But there are also allowances for your whole family, including up to $2,400 if you file jointly with your spouse, as well as. In the , only dependents aged 16 or younger could qualify for an extra $500 each toward the family total. There’s bipartisan support to include more people this time, which means you could potentially receive more in a second check than in the first. Here’s everything we know about .
We lay out some potential scenarios below, based on our, which you can also use to see a more specific estimate for your particular situation.
Stimulus check calculations
|Scenario 1||Scenario 2||Scenario 3||Scenario 4||Scenario 5|
|Filing status||Single||Head of household||Married||Married||Married|
|2018 or 2019 tax AGI||$75,000||$90,000||$100,000||$100,000||$200,000|
|Dependents under 17 (CARES Act)||0||1||2||2||2|
|Dependents over 17 (HEALS Act)||0||0||0||2||0|
|Estimated check amount||$1,200||$1,700||$3,400||$4,400||$900|
Maximum money your family could expect in a second check
Depending on how negotiations shake out, the total amount your family may get could change. Here’s a look at the caps put in place to give you an idea of what government leaders are thinking.
CARES Act: With the CARES Act from March, there was no limit to the number of children who could count as dependents, as long as they were under 17 and claimed by the taxpayer on the tax return, according to the Tax Foundation. Each dependent would garner the taxpayer $500. Theoretically, a family in which two adults and six children under 17 were eligible for the full amount could receive $5,400.
HEALS Act: Similar to the CARES Act, the HEALS Act put forth by Republicans doesn’t mention a cap on the amount a family may receive. The difference is that it doesn’t limit dependents to those under 17 to qualify for the $500 payment.
Heroes Act: The Heroes Act, put together by the Democratic-led House and which has never been taken up or vetoed by the Senate, would place a cap of $6,000 for households of five or more. Essentially, it proposes $1,200 for each adult and dependent, with a maximum of three dependents per family.
How the IRS could send your stimulus payment
While there’s no official plan yet, it’s likely that receiving this second stimulus check would work much like it did the first time around.
Direct deposit: If you filed taxes in 2018 or 2019 and included direct-deposit banking information, it’s likely you can. Even if you didn’t file your direct deposit information with the IRS during tax season, you should still be able to opt in. If you asked for , you can still file them before the Oct. 15, 2020, deadline and choose to share your direct deposit information with the IRS. If another round of stimulus payments is authorized, the IRS is likely to reopen the online tool it used for the first round and let you log your information then.
A paper check in the mail: If you don’t register your banking details with the IRS, you’ll likely receive a paper check in the mail, which you can deposit or cash. If you’ve recently moved, make sure to file your change-of-address paperwork.

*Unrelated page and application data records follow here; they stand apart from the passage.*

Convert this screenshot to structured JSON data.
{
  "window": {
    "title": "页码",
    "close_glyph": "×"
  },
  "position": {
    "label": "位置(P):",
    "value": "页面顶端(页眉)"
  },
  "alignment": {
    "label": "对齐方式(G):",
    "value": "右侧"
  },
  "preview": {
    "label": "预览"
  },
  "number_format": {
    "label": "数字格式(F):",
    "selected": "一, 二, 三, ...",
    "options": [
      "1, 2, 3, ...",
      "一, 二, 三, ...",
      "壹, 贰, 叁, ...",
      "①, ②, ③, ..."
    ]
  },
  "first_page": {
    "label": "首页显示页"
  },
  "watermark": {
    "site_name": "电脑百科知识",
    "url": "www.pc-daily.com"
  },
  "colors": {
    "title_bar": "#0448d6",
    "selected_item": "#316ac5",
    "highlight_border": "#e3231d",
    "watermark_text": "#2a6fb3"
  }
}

The IRS will use your last known address, which could hold up delivery of your check or otherwise cause a delay.
EIP card: Under the CARES Act, about 4 million people were also sent money in the form of a prepaid, which you can spend like cash. The cards came in plain, unmarked envelopes.
Read up on all the. If you’re still waiting for your first , , or has fallen through the cracks and .
Shelby Brown contributed to this report.